Task statement:
The entries that follow should be reproduced exactly, with no images carried over.

____________________

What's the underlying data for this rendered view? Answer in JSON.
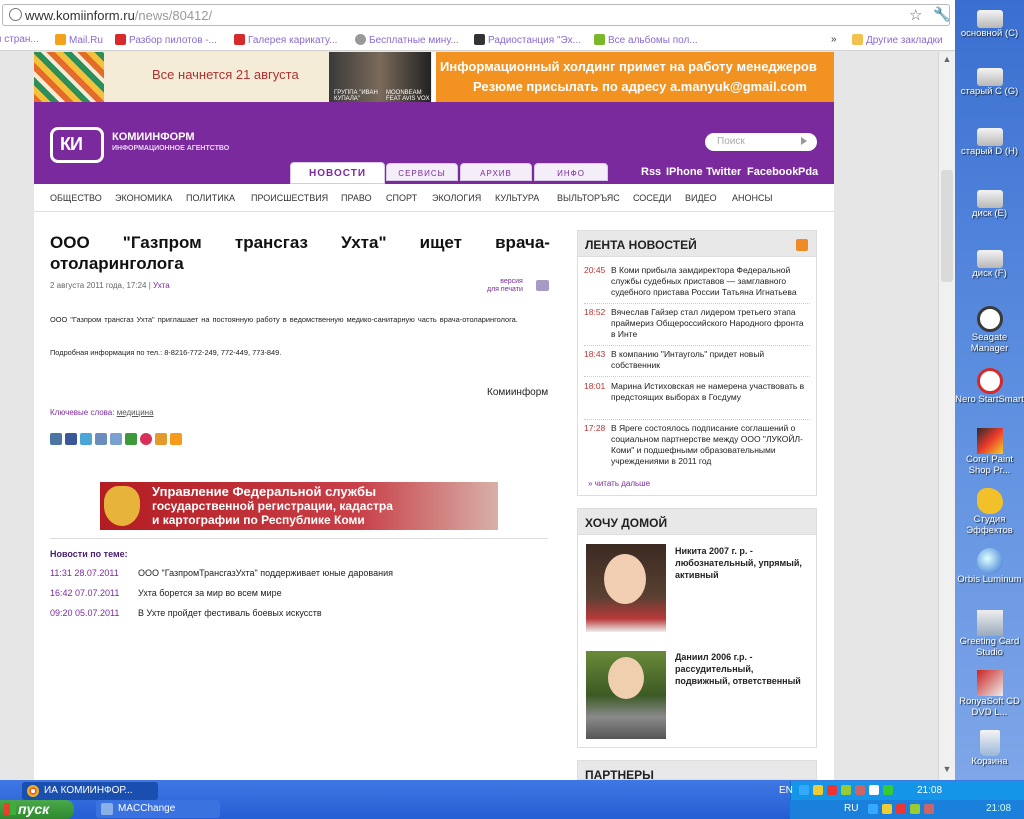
{
  "browser": {
    "url_host": "www.komiinform.ru",
    "url_path": "/news/80412/",
    "bookmarks": [
      {
        "label": "я стран..."
      },
      {
        "label": "Mail.Ru"
      },
      {
        "label": "Разбор пилотов -..."
      },
      {
        "label": "Галерея карикату..."
      },
      {
        "label": "Бесплатные мину..."
      },
      {
        "label": "Радиостанция \"Эх..."
      },
      {
        "label": "Все альбомы пол..."
      }
    ],
    "bookmarks_more": "»",
    "other_bookmarks": "Другие закладки"
  },
  "banners": {
    "top_left_text": "Все начнется 21 августа",
    "top_left_label1": "ГРУППА \"ИВАН КУПАЛА\"",
    "top_left_label2": "MOONBEAM FEAT AVIS VOX",
    "top_right_line1": "Информационный холдинг примет на работу менеджеров",
    "top_right_line2": "Резюме присылать по адресу a.manyuk@gmail.com",
    "mid_line1": "Управление Федеральной службы",
    "mid_line2": "государственной регистрации, кадастра",
    "mid_line3": "и картографии по Республике Коми"
  },
  "header": {
    "logo_text": "КИ",
    "brand": "КОМИИНФОРМ",
    "brand_sub": "ИНФОРМАЦИОННОЕ АГЕНТСТВО",
    "search_placeholder": "Поиск",
    "tabs": [
      "НОВОСТИ",
      "СЕРВИСЫ",
      "АРХИВ",
      "ИНФО"
    ],
    "links": [
      "Rss",
      "IPhone",
      "Twitter",
      "Facebook",
      "Pda"
    ]
  },
  "nav": [
    "ОБЩЕСТВО",
    "ЭКОНОМИКА",
    "ПОЛИТИКА",
    "ПРОИСШЕСТВИЯ",
    "ПРАВО",
    "СПОРТ",
    "ЭКОЛОГИЯ",
    "КУЛЬТУРА",
    "ВЫЛЬТОРЪЯС",
    "СОСЕДИ",
    "ВИДЕО",
    "АНОНСЫ"
  ],
  "article": {
    "title_w1": "ООО",
    "title_w2": "\"Газпром",
    "title_w3": "трансгаз",
    "title_w4": "Ухта\"",
    "title_w5": "ищет",
    "title_w6": "врача-",
    "title_line2": "отоларинголога",
    "date": "2 августа 2011 года, 17:24 |",
    "place": "Ухта",
    "print_label_1": "версия",
    "print_label_2": "для печати",
    "para1": "ООО \"Газпром трансгаз Ухта\" приглашает на постоянную работу в ведомственную медико-санитарную часть врача-отоларинголога.",
    "para2": "Подробная информация по тел.: 8-8216-772-249, 772-449, 773-849.",
    "source": "Коми­информ",
    "keywords_label": "Ключевые слова:",
    "keywords_value": "медицина"
  },
  "related": {
    "heading": "Новости по теме:",
    "items": [
      {
        "time": "11:31 28.07.2011",
        "text": "ООО \"ГазпромТрансгазУхта\" поддерживает юные дарования"
      },
      {
        "time": "16:42 07.07.2011",
        "text": "Ухта борется за мир во всем мире"
      },
      {
        "time": "09:20 05.07.2011",
        "text": "В Ухте пройдет фестиваль боевых искусств"
      }
    ]
  },
  "feed": {
    "heading": "ЛЕНТА НОВОСТЕЙ",
    "items": [
      {
        "time": "20:45",
        "text": "В Коми прибыла замдиректора Федеральной службы судебных приставов — замглавного судебного пристава России Татьяна Игнатьева"
      },
      {
        "time": "18:52",
        "text": "Вячеслав Гайзер стал лидером третьего этапа праймериз Общероссийского Народного фронта в Инте"
      },
      {
        "time": "18:43",
        "text": "В компанию \"Интауголь\" придет новый собственник"
      },
      {
        "time": "18:01",
        "text": "Марина Истиховская не намерена участвовать в предстоящих выборах в Госдуму"
      },
      {
        "time": "17:28",
        "text": "В Яреге состоялось подписание соглашений о социальном партнерстве между ООО \"ЛУКОЙЛ-Коми\" и подшефными образовательными учреждениями в 2011 год"
      }
    ],
    "more": "» читать дальше"
  },
  "home": {
    "heading": "ХОЧУ ДОМОЙ",
    "kids": [
      {
        "text": "Никита 2007 г. р. - любознательный, упрямый, активный"
      },
      {
        "text": "Даниил 2006 г.р. - рассудительный, подвижный, ответственный"
      }
    ]
  },
  "partners": {
    "heading": "ПАРТНЕРЫ"
  },
  "desktop": {
    "icons": [
      {
        "label": "основной (C)"
      },
      {
        "label": "старый C (G)"
      },
      {
        "label": "старый D (H)"
      },
      {
        "label": "диск (E)"
      },
      {
        "label": "диск (F)"
      },
      {
        "label": "Seagate Manager"
      },
      {
        "label": "Nero StartSmart"
      },
      {
        "label": "Corel Paint Shop Pr..."
      },
      {
        "label": "Студия Эффектов"
      },
      {
        "label": "Orbis Luminum"
      },
      {
        "label": "Greeting Card Studio"
      },
      {
        "label": "RonyaSoft CD DVD L..."
      },
      {
        "label": "Корзина"
      }
    ]
  },
  "taskbar": {
    "start": "пуск",
    "buttons": [
      {
        "label": "ИА КОМИИНФОР..."
      },
      {
        "label": "MACChange"
      }
    ],
    "lang1": "EN",
    "lang2": "RU",
    "clock1": "21:08",
    "clock2": "21:08"
  },
  "colors": {
    "brand_purple": "#7b2a9e",
    "banner_orange": "#f29220",
    "time_red": "#b33333"
  }
}
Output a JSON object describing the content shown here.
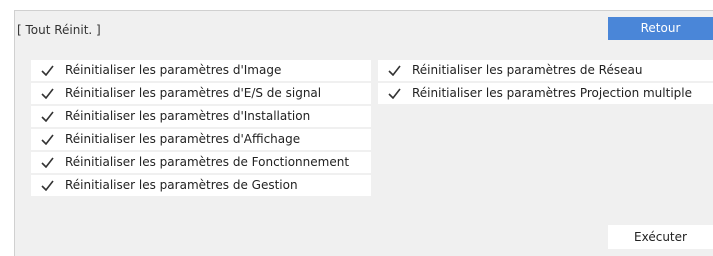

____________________

Solution to the exercise:
What's the underlying data for this rendered view? Answer in JSON.
{
  "browser": {
    "url_host": "www.komiinform.ru",
    "url_path": "/news/80412/",
    "bookmarks": [
      {
        "label": "я стран..."
      },
      {
        "label": "Mail.Ru"
      },
      {
        "label": "Разбор пилотов -..."
      },
      {
        "label": "Галерея карикату..."
      },
      {
        "label": "Бесплатные мину..."
      },
      {
        "label": "Радиостанция \"Эх..."
      },
      {
        "label": "Все альбомы пол..."
      }
    ],
    "bookmarks_more": "»",
    "other_bookmarks": "Другие закладки"
  },
  "banners": {
    "top_left_text": "Все начнется 21 августа",
    "top_left_label1": "ГРУППА \"ИВАН КУПАЛА\"",
    "top_left_label2": "MOONBEAM FEAT AVIS VOX",
    "top_right_line1": "Информационный холдинг примет на работу менеджеров",
    "top_right_line2": "Резюме присылать по адресу a.manyuk@gmail.com",
    "mid_line1": "Управление Федеральной службы",
    "mid_line2": "государственной регистрации, кадастра",
    "mid_line3": "и картографии по Республике Коми"
  },
  "header": {
    "logo_text": "КИ",
    "brand": "КОМИИНФОРМ",
    "brand_sub": "ИНФОРМАЦИОННОЕ АГЕНТСТВО",
    "search_placeholder": "Поиск",
    "tabs": [
      "НОВОСТИ",
      "СЕРВИСЫ",
      "АРХИВ",
      "ИНФО"
    ],
    "links": [
      "Rss",
      "IPhone",
      "Twitter",
      "Facebook",
      "Pda"
    ]
  },
  "nav": [
    "ОБЩЕСТВО",
    "ЭКОНОМИКА",
    "ПОЛИТИКА",
    "ПРОИСШЕСТВИЯ",
    "ПРАВО",
    "СПОРТ",
    "ЭКОЛОГИЯ",
    "КУЛЬТУРА",
    "ВЫЛЬТОРЪЯС",
    "СОСЕДИ",
    "ВИДЕО",
    "АНОНСЫ"
  ],
  "article": {
    "title_w1": "ООО",
    "title_w2": "\"Газпром",
    "title_w3": "трансгаз",
    "title_w4": "Ухта\"",
    "title_w5": "ищет",
    "title_w6": "врача-",
    "title_line2": "отоларинголога",
    "date": "2 августа 2011 года, 17:24 |",
    "place": "Ухта",
    "print_label_1": "версия",
    "print_label_2": "для печати",
    "para1": "ООО \"Газпром трансгаз Ухта\" приглашает на постоянную работу в ведомственную медико-санитарную часть врача-отоларинголога.",
    "para2": "Подробная информация по тел.: 8-8216-772-249, 772-449, 773-849.",
    "source": "Коми­информ",
    "keywords_label": "Ключевые слова:",
    "keywords_value": "медицина"
  },
  "related": {
    "heading": "Новости по теме:",
    "items": [
      {
        "time": "11:31 28.07.2011",
        "text": "ООО \"ГазпромТрансгазУхта\" поддерживает юные дарования"
      },
      {
        "time": "16:42 07.07.2011",
        "text": "Ухта борется за мир во всем мире"
      },
      {
        "time": "09:20 05.07.2011",
        "text": "В Ухте пройдет фестиваль боевых искусств"
      }
    ]
  },
  "feed": {
    "heading": "ЛЕНТА НОВОСТЕЙ",
    "items": [
      {
        "time": "20:45",
        "text": "В Коми прибыла замдиректора Федеральной службы судебных приставов — замглавного судебного пристава России Татьяна Игнатьева"
      },
      {
        "time": "18:52",
        "text": "Вячеслав Гайзер стал лидером третьего этапа праймериз Общероссийского Народного фронта в Инте"
      },
      {
        "time": "18:43",
        "text": "В компанию \"Интауголь\" придет новый собственник"
      },
      {
        "time": "18:01",
        "text": "Марина Истиховская не намерена участвовать в предстоящих выборах в Госдуму"
      },
      {
        "time": "17:28",
        "text": "В Яреге состоялось подписание соглашений о социальном партнерстве между ООО \"ЛУКОЙЛ-Коми\" и подшефными образовательными учреждениями в 2011 год"
      }
    ],
    "more": "» читать дальше"
  },
  "home": {
    "heading": "ХОЧУ ДОМОЙ",
    "kids": [
      {
        "text": "Никита 2007 г. р. - любознательный, упрямый, активный"
      },
      {
        "text": "Даниил 2006 г.р. - рассудительный, подвижный, ответственный"
      }
    ]
  },
  "partners": {
    "heading": "ПАРТНЕРЫ"
  },
  "desktop": {
    "icons": [
      {
        "label": "основной (C)"
      },
      {
        "label": "старый C (G)"
      },
      {
        "label": "старый D (H)"
      },
      {
        "label": "диск (E)"
      },
      {
        "label": "диск (F)"
      },
      {
        "label": "Seagate Manager"
      },
      {
        "label": "Nero StartSmart"
      },
      {
        "label": "Corel Paint Shop Pr..."
      },
      {
        "label": "Студия Эффектов"
      },
      {
        "label": "Orbis Luminum"
      },
      {
        "label": "Greeting Card Studio"
      },
      {
        "label": "RonyaSoft CD DVD L..."
      },
      {
        "label": "Корзина"
      }
    ]
  },
  "taskbar": {
    "start": "пуск",
    "buttons": [
      {
        "label": "ИА КОМИИНФОР..."
      },
      {
        "label": "MACChange"
      }
    ],
    "lang1": "EN",
    "lang2": "RU",
    "clock1": "21:08",
    "clock2": "21:08"
  },
  "colors": {
    "brand_purple": "#7b2a9e",
    "banner_orange": "#f29220",
    "time_red": "#b33333"
  }
}
Output a JSON object describing the content shown here.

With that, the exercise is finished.